Thankfully, in recent years, there has been growing enlightenment in this area, and we now see broader usage of design patterns that address, in a somewhat tangential way, coupling in the UI. My favorite among these so far is the Model-View-ViewModel (MVVM) pattern, and chiefl y the View Model (VM) part of that, because in theory it better enables designing the interaction layer in ways that make sense to people while still providing for a more rationalized domain model.

The funny thing is that we came to the MVVM pattern out of our concern to isolate the underlying beloved domain models from pesky UI changes, but I’d suggest that a better way to think about it is that it enables us to more adroitly design for better and better experiences, which in the business world usually translates to increased customer and/or employee happiness, satisfaction, and loyalty; operational efficiency; and ultimately, a healthier bottom line.

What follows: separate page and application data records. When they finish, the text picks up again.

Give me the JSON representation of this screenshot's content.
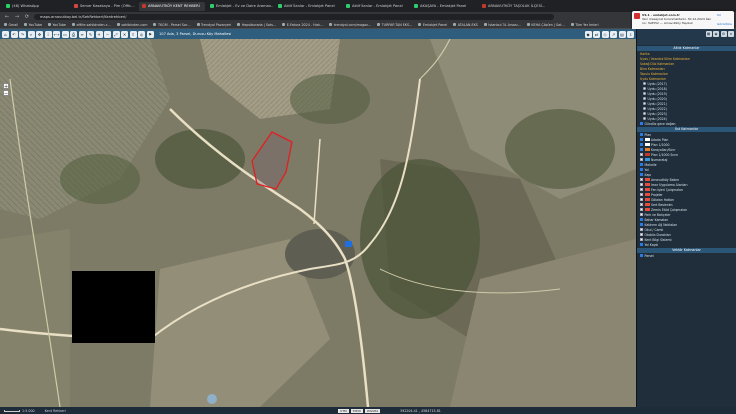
{
  "browser": {
    "tabs": [
      {
        "label": "(48) WhatsApp",
        "color": "#25d366"
      },
      {
        "label": "Server Kasakaya - Plm (Offic…",
        "color": "#d64541"
      },
      {
        "label": "ARNAVUTKÖY KENT REHBERİ",
        "color": "#c0392b",
        "active": true
      },
      {
        "label": "Emlakjet - Ev ve Daire Aramav…",
        "color": "#2ecc71"
      },
      {
        "label": "Aktif İlanlar - Emlakjet Panel",
        "color": "#2ecc71"
      },
      {
        "label": "Aktif İlanlar - Emlakjet Panel",
        "color": "#2ecc71"
      },
      {
        "label": "AKAŞAYA - Emlakjet Panel",
        "color": "#2ecc71"
      },
      {
        "label": "ARNAVUTKÖY TAŞOLUK İLÇESİ…",
        "color": "#c0392b"
      }
    ],
    "url": "maps.arnavutkoy.bel.tr/SehRehberi/Kentrehberi/",
    "bookmarks": [
      "Gmail",
      "YouTube",
      "YouTube",
      "eMite.sahibinden.c…",
      "sahibinden.com",
      "TKGM - Parsel Sor…",
      "Trendyol Pazaryeri",
      "Hepsiburada | Sats…",
      "E-Fatura 2024 - Hızlı…",
      "trendyol.com/magaz…",
      "TURPAP-TAN EKS…",
      "Emlakjet Panel",
      "ATALAN-EKS",
      "İstanbul 3L Arsası…",
      "KEHA Çözüm | Sat…",
      "Tüm Yer İmleri"
    ]
  },
  "notification": {
    "title": "VS.1 · emlakjet.com.tr",
    "body": "Yeni mesajınız bulunmaktadır. 30.12.2024 İlan no: 3L8552 — Arnavutköy Taşoluk",
    "actions": [
      "Sil",
      "Görüntüle"
    ]
  },
  "map_toolbar": {
    "location_label": "107 Ada, 3 Parsel, Durusu Köy Mahallesi",
    "tool_icons": [
      "home",
      "undo",
      "redo",
      "search",
      "pan",
      "info",
      "measure",
      "area",
      "print",
      "layers",
      "draw",
      "zoom-in",
      "zoom-out",
      "full-extent",
      "erase",
      "share",
      "camera",
      "street",
      "3d",
      "compare",
      "cad",
      "share2",
      "ruler",
      "export"
    ]
  },
  "zoom": {
    "plus": "+",
    "minus": "−"
  },
  "panel": {
    "header_altlik": "Altlık Katmanlar",
    "altlik": [
      {
        "label": "Harita",
        "kind": "lbl"
      },
      {
        "label": "Uydu / İstanbul Kilim Katmanları",
        "kind": "lbl"
      },
      {
        "label": "Sokağ Düz Katmanları",
        "kind": "lbl"
      },
      {
        "label": "Bina Katmanları",
        "kind": "lbl"
      },
      {
        "label": "Tapulu Katmanları",
        "kind": "lbl"
      },
      {
        "label": "Uydu Katmanları",
        "kind": "lbl"
      }
    ],
    "years": [
      "Uydu (2017)",
      "Uydu (2018)",
      "Uydu (2019)",
      "Uydu (2020)",
      "Uydu (2021)",
      "Uydu (2022)",
      "Uydu (2023)",
      "Uydu (2024)"
    ],
    "overlay_check": "Gündüz gece doğan",
    "header_ust": "Üst Katmanlar",
    "ust": [
      {
        "label": "Plan",
        "on": true,
        "color": ""
      },
      {
        "label": "Adada Plan",
        "on": true,
        "color": "#ffffff"
      },
      {
        "label": "Plan 1/1000",
        "on": true,
        "color": "#ffffff"
      },
      {
        "label": "Karayolları/Sınır",
        "on": true,
        "color": "#e67e22"
      },
      {
        "label": "Plan 1/1000 Sınırı",
        "on": false,
        "color": "#c0392b"
      },
      {
        "label": "Numarataj",
        "on": false,
        "color": "#3498db"
      },
      {
        "label": "Mahalle",
        "on": true,
        "color": ""
      },
      {
        "label": "Yol",
        "on": true,
        "color": ""
      },
      {
        "label": "Kapı",
        "on": true,
        "color": ""
      },
      {
        "label": "Arnavutköy Bakım",
        "on": false,
        "color": "#e74c3c"
      },
      {
        "label": "Imar Uygulama Alanları",
        "on": false,
        "color": "#e74c3c"
      },
      {
        "label": "Fen İşleri Çalışmaları",
        "on": false,
        "color": "#e74c3c"
      },
      {
        "label": "Projeler",
        "on": false,
        "color": "#e74c3c"
      },
      {
        "label": "Gölalan Hatları",
        "on": false,
        "color": "#e74c3c"
      },
      {
        "label": "Sert Beslenim",
        "on": false,
        "color": "#e74c3c"
      },
      {
        "label": "Zemin Etüd Çalışmaları",
        "on": false,
        "color": "#e74c3c"
      },
      {
        "label": "Park ve Bahçeler",
        "on": false,
        "color": ""
      },
      {
        "label": "Bahar Kamaları",
        "on": true,
        "color": ""
      },
      {
        "label": "Kaldırım Ağ Noktaları",
        "on": true,
        "color": ""
      },
      {
        "label": "Okul / Camii",
        "on": false,
        "color": ""
      },
      {
        "label": "Otobüs Durakları",
        "on": false,
        "color": ""
      },
      {
        "label": "Kent Bilgi Sistemi",
        "on": false,
        "color": ""
      },
      {
        "label": "Yol Kaydı",
        "on": true,
        "color": ""
      }
    ],
    "header_vektor": "Vektör Katmanlar",
    "vektor": [
      {
        "label": "Parsel",
        "on": true
      }
    ]
  },
  "status": {
    "user_label": "Kent Rehberi",
    "scale_label": "1:5.000",
    "center_buttons": [
      "UTM",
      "TM30",
      "WGS84"
    ],
    "coords": "392204.41 , 4584715.81"
  }
}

The MVVM pattern goes some way toward facilitating changes to the interaction layer. The worse case is that you toss out the V and VM entirely for a particular set of interactions. More commonly, though (if you’ve done usability testing on lower-fidelity prototypes), you would need only to tweak those or change out, say, one implementation of a UX design pattern for another.

We can, however, go beyond this and think about loose coupling within the views themselves. Again, we’ve seen some of this already with the advent of JavaScript behaviors, and for a long time we’ve had CSS. Infragistics has Application Styling, which takes CSS to the next level and enables CSS-like design in Windows Forms as well. Now with XAML in WPF and Silverlight, there is fairly loose coupling between core functionality (integration with data and rules), structure and style, and transient interface behavior. It seems to a large extent that the nuts and bolts are there for us, we just need to leverage them with user experiences in mind.

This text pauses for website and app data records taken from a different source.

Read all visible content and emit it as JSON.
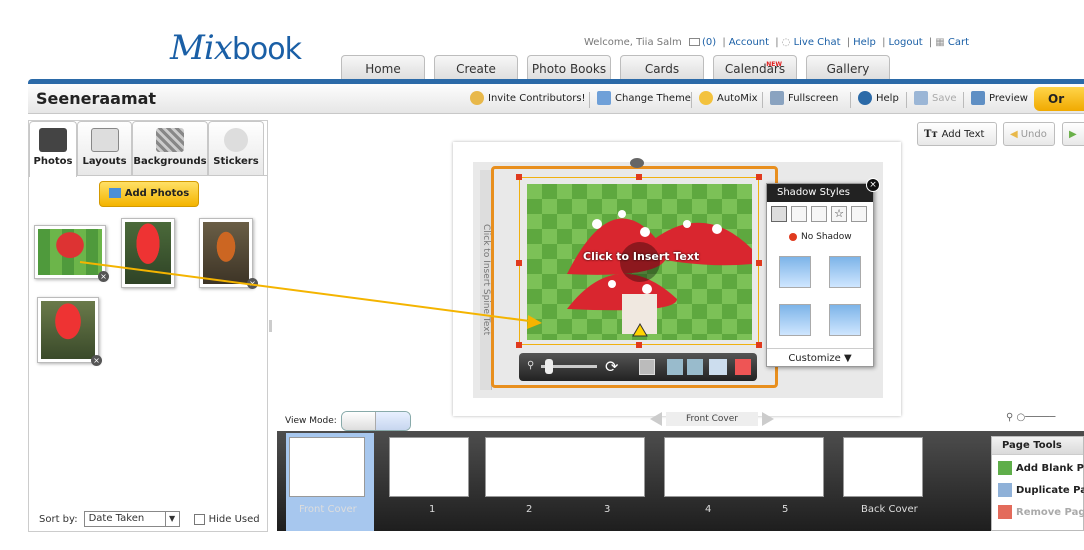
{
  "brand": {
    "logo_script": "Mix",
    "logo_rest": "book"
  },
  "top_links": {
    "welcome": "Welcome, Tiia Salm",
    "inbox": "(0)",
    "account": "Account",
    "live_chat": "Live Chat",
    "help": "Help",
    "logout": "Logout",
    "cart": "Cart"
  },
  "nav_tabs": [
    {
      "label": "Home"
    },
    {
      "label": "Create"
    },
    {
      "label": "Photo Books"
    },
    {
      "label": "Cards"
    },
    {
      "label": "Calendars",
      "badge": "NEW"
    },
    {
      "label": "Gallery"
    }
  ],
  "toolbar": {
    "project_title": "Seeneraamat",
    "invite": "Invite Contributors!",
    "change_theme": "Change Theme",
    "automix": "AutoMix",
    "fullscreen": "Fullscreen",
    "help": "Help",
    "save": "Save",
    "preview": "Preview",
    "order": "Or"
  },
  "left_panel": {
    "tabs": [
      {
        "label": "Photos"
      },
      {
        "label": "Layouts"
      },
      {
        "label": "Backgrounds"
      },
      {
        "label": "Stickers"
      }
    ],
    "add_photos": "Add Photos",
    "sort_label": "Sort by:",
    "sort_value": "Date Taken",
    "hide_used": "Hide Used"
  },
  "canvas": {
    "add_text": "Add Text",
    "undo": "Undo",
    "spine_text": "Click to Insert Spine Text",
    "insert_text": "Click to Insert Text",
    "view_mode": "View Mode:",
    "current_page": "Front Cover"
  },
  "shadow_panel": {
    "title": "Shadow Styles",
    "no_shadow": "No Shadow",
    "customize": "Customize ▼"
  },
  "filmstrip": {
    "labels": [
      "Front Cover",
      "1",
      "2",
      "3",
      "4",
      "5",
      "Back Cover"
    ]
  },
  "page_tools": {
    "title": "Page Tools",
    "add_blank": "Add Blank P",
    "duplicate": "Duplicate Pa",
    "remove": "Remove Pag"
  },
  "colors": {
    "brand_blue": "#2b6aa8",
    "accent_orange": "#e88f1e",
    "order_yellow": "#f0a900"
  }
}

Thinking in terms of UX design patterns can help as well, not just in making better design choices initially, which is their most obvious benefit, but in being able to optimize designs based on testing. Using these patterns can help you better identify how to chunk your design, better identify natural boundaries (between patterns that need to play together), and thereby establish the right formalized boundaries in code (á la controls, pages, views, windows, dialogs, and so on). Then, within the context of particular patterns, you can more easily substitute alternative implementations that better suit your context, which would be increasingly informed by usability testing.

This doesn’t mean that you’ll make usability testing changes at no cost, but planning time for usability testing; planning time for incorporating usability testing; designing for loose coupling between not only higher-level application development concerns but specifi cally within the interaction layer through the separation of core functionality, structure and styling, and behavior; and using patterns to inform your design can help reduce the cost of these changes, which enables you to more feasibly incorporate usability testing feedback even as you build out the real thing and ultimately results in solutions that more closely fit the context of your problem domain. This means happier users and better business. And world peace.